▶ **WHAT YOU ARE ASKED TO DO**
Examine each line of the data. Copy the line if it includes the word "修改路径分隔符为双反斜杠或单斜杠".

▶ **RECORDS TO USE**

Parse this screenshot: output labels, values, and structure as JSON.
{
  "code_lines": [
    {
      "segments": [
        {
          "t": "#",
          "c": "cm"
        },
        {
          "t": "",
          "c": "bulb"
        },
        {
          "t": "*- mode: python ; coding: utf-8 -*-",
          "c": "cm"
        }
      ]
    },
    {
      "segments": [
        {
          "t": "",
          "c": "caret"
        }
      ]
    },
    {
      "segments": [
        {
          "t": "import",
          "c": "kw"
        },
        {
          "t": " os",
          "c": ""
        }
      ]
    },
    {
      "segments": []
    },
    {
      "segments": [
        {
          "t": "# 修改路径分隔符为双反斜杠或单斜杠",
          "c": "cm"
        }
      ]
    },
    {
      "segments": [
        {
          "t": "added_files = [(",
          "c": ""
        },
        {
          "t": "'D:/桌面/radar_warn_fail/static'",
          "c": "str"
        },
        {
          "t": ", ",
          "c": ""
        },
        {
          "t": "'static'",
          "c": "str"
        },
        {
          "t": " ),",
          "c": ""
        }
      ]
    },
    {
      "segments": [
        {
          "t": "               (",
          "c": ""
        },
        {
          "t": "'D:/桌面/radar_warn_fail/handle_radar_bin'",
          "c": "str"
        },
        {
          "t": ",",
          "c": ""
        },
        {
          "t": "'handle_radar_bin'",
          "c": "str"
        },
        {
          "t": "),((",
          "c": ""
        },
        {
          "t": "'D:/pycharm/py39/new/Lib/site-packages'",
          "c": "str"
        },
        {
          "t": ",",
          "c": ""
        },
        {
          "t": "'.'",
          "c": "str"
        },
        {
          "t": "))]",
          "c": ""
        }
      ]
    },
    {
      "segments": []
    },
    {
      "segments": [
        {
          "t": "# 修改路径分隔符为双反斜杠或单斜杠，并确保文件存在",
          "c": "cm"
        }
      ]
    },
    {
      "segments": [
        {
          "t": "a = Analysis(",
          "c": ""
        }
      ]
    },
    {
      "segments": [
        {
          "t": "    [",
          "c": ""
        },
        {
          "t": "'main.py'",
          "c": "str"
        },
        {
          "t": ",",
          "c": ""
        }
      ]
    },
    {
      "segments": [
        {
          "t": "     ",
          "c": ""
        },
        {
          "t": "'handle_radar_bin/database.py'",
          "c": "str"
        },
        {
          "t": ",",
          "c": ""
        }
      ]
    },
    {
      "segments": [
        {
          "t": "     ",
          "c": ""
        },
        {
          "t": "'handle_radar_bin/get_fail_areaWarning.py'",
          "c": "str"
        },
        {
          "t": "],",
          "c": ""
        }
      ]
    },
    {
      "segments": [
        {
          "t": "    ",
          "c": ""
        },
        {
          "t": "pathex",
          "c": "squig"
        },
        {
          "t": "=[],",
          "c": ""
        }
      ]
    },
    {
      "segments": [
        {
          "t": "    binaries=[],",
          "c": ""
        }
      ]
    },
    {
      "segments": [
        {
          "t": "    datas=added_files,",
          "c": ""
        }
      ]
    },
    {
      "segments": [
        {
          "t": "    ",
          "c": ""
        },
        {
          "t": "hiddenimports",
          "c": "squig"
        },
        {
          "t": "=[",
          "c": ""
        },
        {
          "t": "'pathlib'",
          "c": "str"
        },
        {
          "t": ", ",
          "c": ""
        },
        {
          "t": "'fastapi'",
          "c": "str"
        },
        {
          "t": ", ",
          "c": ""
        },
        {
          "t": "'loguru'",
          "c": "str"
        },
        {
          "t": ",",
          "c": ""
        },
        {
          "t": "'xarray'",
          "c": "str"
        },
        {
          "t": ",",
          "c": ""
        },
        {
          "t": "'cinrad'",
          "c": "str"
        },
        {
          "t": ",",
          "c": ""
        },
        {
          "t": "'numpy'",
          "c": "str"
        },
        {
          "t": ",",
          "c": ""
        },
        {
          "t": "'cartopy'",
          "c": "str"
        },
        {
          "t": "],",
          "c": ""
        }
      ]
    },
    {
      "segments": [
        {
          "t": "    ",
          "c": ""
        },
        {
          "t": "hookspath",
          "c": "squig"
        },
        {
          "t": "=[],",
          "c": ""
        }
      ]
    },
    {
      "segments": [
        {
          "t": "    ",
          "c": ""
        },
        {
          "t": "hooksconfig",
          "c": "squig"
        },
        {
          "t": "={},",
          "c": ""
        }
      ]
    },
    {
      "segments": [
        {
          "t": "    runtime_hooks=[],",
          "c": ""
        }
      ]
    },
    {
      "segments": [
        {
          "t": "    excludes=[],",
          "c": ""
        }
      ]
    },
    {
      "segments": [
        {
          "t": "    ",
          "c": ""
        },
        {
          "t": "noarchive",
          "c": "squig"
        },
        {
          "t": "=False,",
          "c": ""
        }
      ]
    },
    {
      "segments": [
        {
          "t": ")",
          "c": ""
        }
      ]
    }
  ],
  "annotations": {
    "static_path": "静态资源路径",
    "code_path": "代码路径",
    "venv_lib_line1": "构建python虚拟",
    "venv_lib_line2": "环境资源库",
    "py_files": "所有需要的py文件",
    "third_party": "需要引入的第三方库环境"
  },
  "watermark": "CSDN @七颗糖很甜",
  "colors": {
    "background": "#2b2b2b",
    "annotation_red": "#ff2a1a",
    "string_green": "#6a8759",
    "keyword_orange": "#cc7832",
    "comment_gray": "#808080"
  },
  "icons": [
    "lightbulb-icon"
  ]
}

▶ **ANSWER FOR THIS EXERCISE**
          "t": "# 修改路径分隔符为双反斜杠或单斜杠",
          "t": "# 修改路径分隔符为双反斜杠或单斜杠，并确保文件存在",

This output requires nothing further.